Should you try the Nordic diet?
The Nordic countries of Denmark, Finland, Norway, Iceland, Sweden and Greenland are often known for their inhabitants’ longer life expectancies. Could it be their diet?
It may be. A review of scientific research studies suggests that the Nordic diet may be associated with lower risks for diabetes, heart attack, stroke and colorectal cancer.
The Nordic diet is based on their traditional ways of eating, using foods sourced from nearby seas, lakes and wild landscapes. It was officially defined by Danish nutritional scientists in a multiyear project to address rising obesity rates in the region and promote a diet that helps protect the environment.
The Nordic diet is more of a lifestyle than just a diet. It embraces relaxing with friends and family and sharing home-cooked meals made from seasonal produce – preferably organic – and other foods sourced locally.
“Adhering to this more back-to-nature diet and lifestyle can be a healthy way to eat for better physical and mental well-being,” said Amanda Stinson, registered dietitian at Aurora Health Care in Grafton, WI. “And by eating what’s fresh and local to you, there’s less food processing, packaging and shipping for less waste, so it’s healthier for the environment, too.”

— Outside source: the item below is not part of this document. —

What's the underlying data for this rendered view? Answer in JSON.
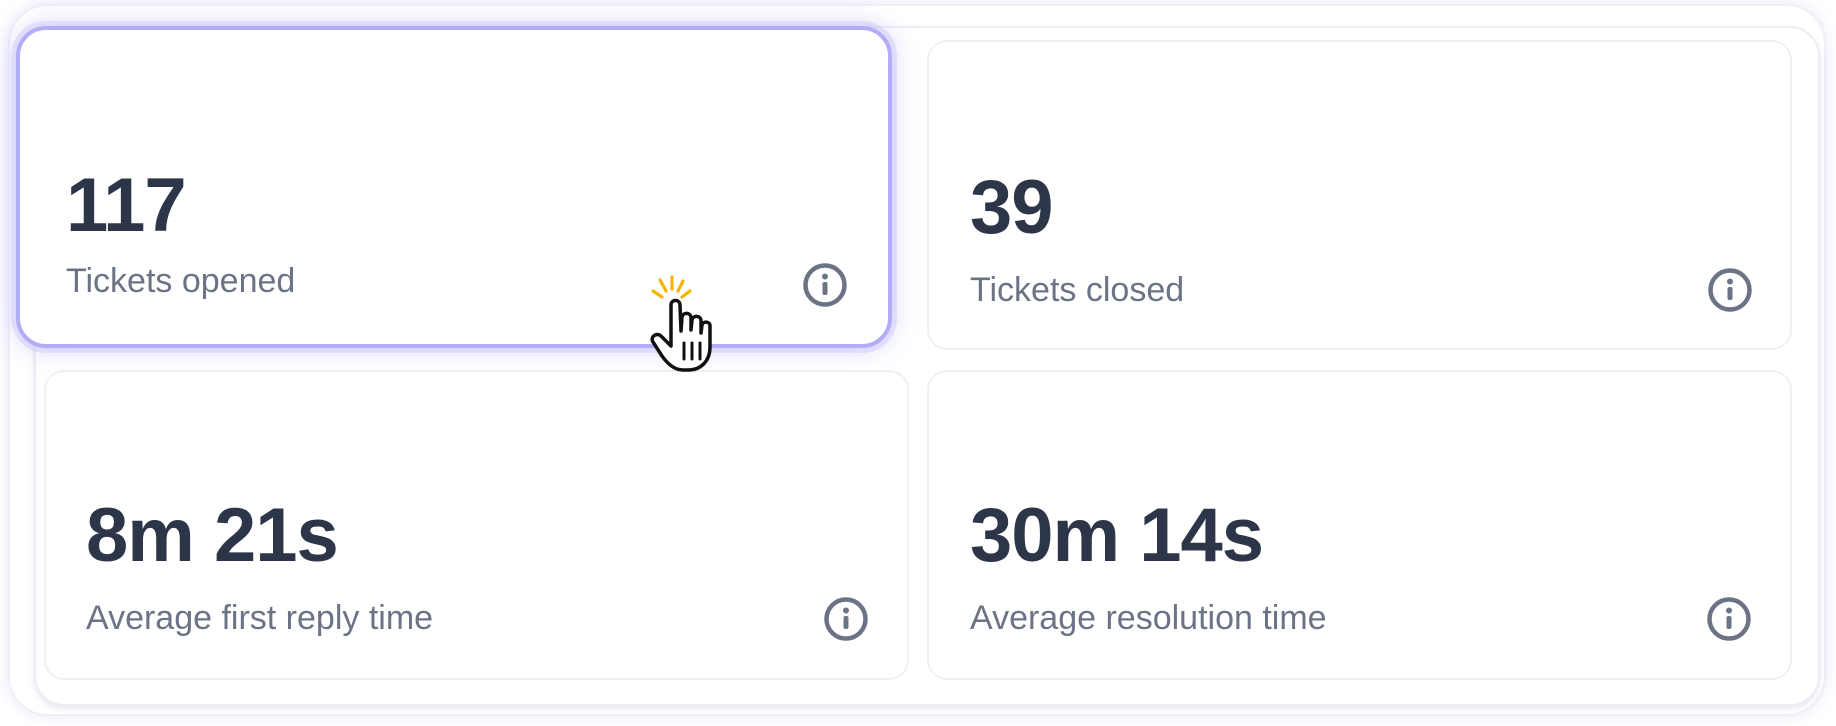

Similar to the more-famous Mediterranean diet, the Nordic diet is centered around fruits, vegetables and other nutrient-packed food. A main difference is the Nordic diet emphasizes canola oil instead of olive oil.
So what other foods does the Nordic diet include – and exclude? Stinson gives a breakdown:
- Fruits, especially berries like blueberries, strawberries and raspberries, as well as apples and pears
- Vegetables like potatoes, carrots, parsnips, onions and other root vegetables and cruciferous vegetables like cabbage, broccoli and brussels sprouts
- Whole grains, such as foods made with rye, barley and oats
- Fish like salmon, herring, mackerel, cod and haddock
- Plant-based proteins such as nuts, seeds and beans
- Dairy and fats: Low-fat milk, yogurt and cheese, canola oil, nuts and seeds
- Less meat: When eaten, lower-fat poultry and game like chicken, turkey, lamb, rabbit, pheasant, venison and other wild game
- Beef and other red meats
- Sweetened beverages and other foods with added sugars
- Processed foods and food additives
About the Author
Mary Arens, health enews contributor, is a senior content specialist at Advocate Health Care and Aurora Health Care. She has 20+ years of experience in communications plus a degree in microbiology. Outside of work, Mary makes healthy happen with hiking, yoga, gardening and walks with her dog, Chester.